[HOW TO COMPLETE THIS TASK]:
Your task is to reproduce the entries below word for word.

[RECORDS FOR PROCESSING]:
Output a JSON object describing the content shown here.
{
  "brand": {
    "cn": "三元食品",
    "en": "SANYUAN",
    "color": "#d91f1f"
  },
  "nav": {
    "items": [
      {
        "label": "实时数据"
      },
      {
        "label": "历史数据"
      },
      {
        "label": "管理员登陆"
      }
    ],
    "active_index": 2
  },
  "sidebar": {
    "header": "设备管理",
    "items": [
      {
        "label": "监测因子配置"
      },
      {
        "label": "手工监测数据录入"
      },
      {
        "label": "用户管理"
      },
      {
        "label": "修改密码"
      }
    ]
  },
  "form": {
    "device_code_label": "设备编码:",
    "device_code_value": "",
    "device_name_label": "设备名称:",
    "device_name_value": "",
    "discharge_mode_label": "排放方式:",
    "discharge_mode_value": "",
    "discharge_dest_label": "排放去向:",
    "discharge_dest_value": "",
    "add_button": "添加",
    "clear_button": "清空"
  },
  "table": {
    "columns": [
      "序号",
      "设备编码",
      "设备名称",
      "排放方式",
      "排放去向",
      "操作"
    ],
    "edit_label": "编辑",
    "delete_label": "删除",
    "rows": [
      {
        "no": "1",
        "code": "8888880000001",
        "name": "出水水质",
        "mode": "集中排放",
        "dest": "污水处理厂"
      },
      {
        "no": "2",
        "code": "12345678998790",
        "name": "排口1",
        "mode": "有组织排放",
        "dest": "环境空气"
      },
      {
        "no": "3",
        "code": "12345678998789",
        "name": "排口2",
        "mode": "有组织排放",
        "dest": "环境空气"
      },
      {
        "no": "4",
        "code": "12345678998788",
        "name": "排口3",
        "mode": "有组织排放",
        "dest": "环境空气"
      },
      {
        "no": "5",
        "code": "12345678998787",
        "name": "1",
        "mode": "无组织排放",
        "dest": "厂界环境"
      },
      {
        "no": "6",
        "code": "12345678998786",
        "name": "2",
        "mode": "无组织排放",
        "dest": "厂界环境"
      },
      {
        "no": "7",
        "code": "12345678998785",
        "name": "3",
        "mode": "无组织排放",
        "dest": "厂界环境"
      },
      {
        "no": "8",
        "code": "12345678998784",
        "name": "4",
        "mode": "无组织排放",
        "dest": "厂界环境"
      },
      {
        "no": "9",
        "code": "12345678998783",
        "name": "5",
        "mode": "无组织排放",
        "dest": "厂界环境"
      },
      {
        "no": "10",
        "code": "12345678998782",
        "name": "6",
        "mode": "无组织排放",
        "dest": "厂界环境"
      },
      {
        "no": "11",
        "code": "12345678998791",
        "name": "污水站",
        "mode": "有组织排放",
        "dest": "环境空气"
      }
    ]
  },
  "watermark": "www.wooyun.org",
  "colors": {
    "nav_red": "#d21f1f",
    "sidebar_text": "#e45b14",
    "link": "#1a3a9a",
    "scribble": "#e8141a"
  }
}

[ANSWER FOR THE TASK]:
Output a JSON object describing the content shown here.
{
  "brand": {
    "cn": "三元食品",
    "en": "SANYUAN",
    "color": "#d91f1f"
  },
  "nav": {
    "items": [
      {
        "label": "实时数据"
      },
      {
        "label": "历史数据"
      },
      {
        "label": "管理员登陆"
      }
    ],
    "active_index": 2
  },
  "sidebar": {
    "header": "设备管理",
    "items": [
      {
        "label": "监测因子配置"
      },
      {
        "label": "手工监测数据录入"
      },
      {
        "label": "用户管理"
      },
      {
        "label": "修改密码"
      }
    ]
  },
  "form": {
    "device_code_label": "设备编码:",
    "device_code_value": "",
    "device_name_label": "设备名称:",
    "device_name_value": "",
    "discharge_mode_label": "排放方式:",
    "discharge_mode_value": "",
    "discharge_dest_label": "排放去向:",
    "discharge_dest_value": "",
    "add_button": "添加",
    "clear_button": "清空"
  },
  "table": {
    "columns": [
      "序号",
      "设备编码",
      "设备名称",
      "排放方式",
      "排放去向",
      "操作"
    ],
    "edit_label": "编辑",
    "delete_label": "删除",
    "rows": [
      {
        "no": "1",
        "code": "8888880000001",
        "name": "出水水质",
        "mode": "集中排放",
        "dest": "污水处理厂"
      },
      {
        "no": "2",
        "code": "12345678998790",
        "name": "排口1",
        "mode": "有组织排放",
        "dest": "环境空气"
      },
      {
        "no": "3",
        "code": "12345678998789",
        "name": "排口2",
        "mode": "有组织排放",
        "dest": "环境空气"
      },
      {
        "no": "4",
        "code": "12345678998788",
        "name": "排口3",
        "mode": "有组织排放",
        "dest": "环境空气"
      },
      {
        "no": "5",
        "code": "12345678998787",
        "name": "1",
        "mode": "无组织排放",
        "dest": "厂界环境"
      },
      {
        "no": "6",
        "code": "12345678998786",
        "name": "2",
        "mode": "无组织排放",
        "dest": "厂界环境"
      },
      {
        "no": "7",
        "code": "12345678998785",
        "name": "3",
        "mode": "无组织排放",
        "dest": "厂界环境"
      },
      {
        "no": "8",
        "code": "12345678998784",
        "name": "4",
        "mode": "无组织排放",
        "dest": "厂界环境"
      },
      {
        "no": "9",
        "code": "12345678998783",
        "name": "5",
        "mode": "无组织排放",
        "dest": "厂界环境"
      },
      {
        "no": "10",
        "code": "12345678998782",
        "name": "6",
        "mode": "无组织排放",
        "dest": "厂界环境"
      },
      {
        "no": "11",
        "code": "12345678998791",
        "name": "污水站",
        "mode": "有组织排放",
        "dest": "环境空气"
      }
    ]
  },
  "watermark": "www.wooyun.org",
  "colors": {
    "nav_red": "#d21f1f",
    "sidebar_text": "#e45b14",
    "link": "#1a3a9a",
    "scribble": "#e8141a"
  }
}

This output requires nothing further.